MATERIAL FOR THIS EXERCISE
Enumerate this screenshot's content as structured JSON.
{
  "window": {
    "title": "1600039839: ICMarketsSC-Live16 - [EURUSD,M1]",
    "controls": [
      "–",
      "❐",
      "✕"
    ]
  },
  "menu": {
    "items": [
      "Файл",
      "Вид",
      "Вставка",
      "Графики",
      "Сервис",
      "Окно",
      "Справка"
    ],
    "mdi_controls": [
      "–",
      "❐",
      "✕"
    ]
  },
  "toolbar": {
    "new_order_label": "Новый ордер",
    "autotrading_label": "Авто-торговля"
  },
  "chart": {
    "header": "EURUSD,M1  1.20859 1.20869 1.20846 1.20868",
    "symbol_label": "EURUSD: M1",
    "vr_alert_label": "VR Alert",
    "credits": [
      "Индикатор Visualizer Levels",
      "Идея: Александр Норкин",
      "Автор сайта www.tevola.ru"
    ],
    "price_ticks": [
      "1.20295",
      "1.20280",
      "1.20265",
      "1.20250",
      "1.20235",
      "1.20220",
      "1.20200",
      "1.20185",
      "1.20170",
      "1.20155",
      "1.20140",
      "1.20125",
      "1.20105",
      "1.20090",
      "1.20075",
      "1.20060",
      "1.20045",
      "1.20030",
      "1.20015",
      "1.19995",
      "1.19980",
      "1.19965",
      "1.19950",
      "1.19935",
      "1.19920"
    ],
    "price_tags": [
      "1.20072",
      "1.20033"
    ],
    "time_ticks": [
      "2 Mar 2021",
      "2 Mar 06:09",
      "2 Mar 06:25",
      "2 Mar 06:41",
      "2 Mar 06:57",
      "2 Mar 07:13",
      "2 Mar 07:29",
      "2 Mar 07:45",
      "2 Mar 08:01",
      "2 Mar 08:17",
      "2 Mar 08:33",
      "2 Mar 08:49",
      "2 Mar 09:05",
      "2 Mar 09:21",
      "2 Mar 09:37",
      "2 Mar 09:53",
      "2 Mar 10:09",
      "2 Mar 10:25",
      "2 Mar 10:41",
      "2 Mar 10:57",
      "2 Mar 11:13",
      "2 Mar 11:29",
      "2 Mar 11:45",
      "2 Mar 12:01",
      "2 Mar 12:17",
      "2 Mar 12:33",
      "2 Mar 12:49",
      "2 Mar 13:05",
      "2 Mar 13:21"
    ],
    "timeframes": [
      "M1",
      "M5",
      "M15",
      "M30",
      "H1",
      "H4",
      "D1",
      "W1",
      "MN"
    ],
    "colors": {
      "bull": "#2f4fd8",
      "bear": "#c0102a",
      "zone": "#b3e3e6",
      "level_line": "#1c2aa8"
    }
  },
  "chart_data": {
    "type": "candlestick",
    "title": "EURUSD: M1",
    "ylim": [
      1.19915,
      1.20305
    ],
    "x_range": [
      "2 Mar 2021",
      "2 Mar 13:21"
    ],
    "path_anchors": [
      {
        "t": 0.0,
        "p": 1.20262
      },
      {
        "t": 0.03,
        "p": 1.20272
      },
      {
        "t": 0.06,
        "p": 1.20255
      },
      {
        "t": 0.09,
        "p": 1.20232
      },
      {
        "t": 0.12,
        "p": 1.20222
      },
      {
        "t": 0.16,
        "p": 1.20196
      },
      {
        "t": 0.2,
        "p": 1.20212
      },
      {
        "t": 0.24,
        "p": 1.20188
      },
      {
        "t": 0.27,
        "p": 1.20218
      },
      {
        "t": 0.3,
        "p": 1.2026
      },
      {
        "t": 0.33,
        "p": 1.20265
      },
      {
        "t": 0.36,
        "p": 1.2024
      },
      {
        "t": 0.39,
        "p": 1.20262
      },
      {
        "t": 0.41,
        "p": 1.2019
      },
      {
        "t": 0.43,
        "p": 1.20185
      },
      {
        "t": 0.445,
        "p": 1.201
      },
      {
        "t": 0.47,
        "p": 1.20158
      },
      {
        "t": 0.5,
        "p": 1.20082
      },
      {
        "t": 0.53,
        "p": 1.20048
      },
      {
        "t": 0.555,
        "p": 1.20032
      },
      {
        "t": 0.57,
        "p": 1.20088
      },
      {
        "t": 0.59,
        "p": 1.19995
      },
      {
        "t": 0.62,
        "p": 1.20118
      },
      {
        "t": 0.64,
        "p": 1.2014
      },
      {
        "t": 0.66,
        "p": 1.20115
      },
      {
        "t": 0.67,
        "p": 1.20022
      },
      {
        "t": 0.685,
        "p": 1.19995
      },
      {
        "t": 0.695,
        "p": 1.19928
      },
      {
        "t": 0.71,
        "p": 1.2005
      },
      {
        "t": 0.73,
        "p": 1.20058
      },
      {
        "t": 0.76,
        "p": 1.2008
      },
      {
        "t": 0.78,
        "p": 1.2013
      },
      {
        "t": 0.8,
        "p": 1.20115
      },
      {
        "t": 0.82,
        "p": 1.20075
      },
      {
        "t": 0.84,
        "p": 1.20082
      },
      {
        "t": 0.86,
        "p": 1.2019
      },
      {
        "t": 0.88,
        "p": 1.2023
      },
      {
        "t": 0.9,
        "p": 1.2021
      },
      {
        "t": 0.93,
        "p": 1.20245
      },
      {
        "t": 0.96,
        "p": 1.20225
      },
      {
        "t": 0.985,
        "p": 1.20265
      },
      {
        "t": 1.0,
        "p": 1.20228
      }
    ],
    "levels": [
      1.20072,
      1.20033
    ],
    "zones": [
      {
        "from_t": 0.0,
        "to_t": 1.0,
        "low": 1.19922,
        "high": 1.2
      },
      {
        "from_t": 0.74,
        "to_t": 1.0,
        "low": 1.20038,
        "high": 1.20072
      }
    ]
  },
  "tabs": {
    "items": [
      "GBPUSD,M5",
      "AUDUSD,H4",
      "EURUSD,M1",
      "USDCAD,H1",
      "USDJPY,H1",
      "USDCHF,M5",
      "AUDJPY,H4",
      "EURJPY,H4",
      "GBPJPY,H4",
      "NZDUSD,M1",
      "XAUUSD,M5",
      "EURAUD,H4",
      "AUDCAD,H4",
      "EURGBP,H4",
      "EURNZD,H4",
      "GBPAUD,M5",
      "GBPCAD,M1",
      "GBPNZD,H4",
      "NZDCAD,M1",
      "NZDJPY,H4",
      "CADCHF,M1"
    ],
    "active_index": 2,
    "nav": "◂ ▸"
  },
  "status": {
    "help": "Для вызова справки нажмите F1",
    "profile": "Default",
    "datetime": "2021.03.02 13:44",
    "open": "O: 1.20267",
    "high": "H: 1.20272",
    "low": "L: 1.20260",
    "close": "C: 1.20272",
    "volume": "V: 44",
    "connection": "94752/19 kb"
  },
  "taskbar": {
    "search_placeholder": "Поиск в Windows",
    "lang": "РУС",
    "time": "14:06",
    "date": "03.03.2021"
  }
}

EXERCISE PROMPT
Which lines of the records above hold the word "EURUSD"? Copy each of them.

RESULT
    "title": "1600039839: ICMarketsSC-Live16 - [EURUSD,M1]",
    "header": "EURUSD,M1  1.20859 1.20869 1.20846 1.20868",
    "symbol_label": "EURUSD: M1",
    "title": "EURUSD: M1",
      "EURUSD,M1",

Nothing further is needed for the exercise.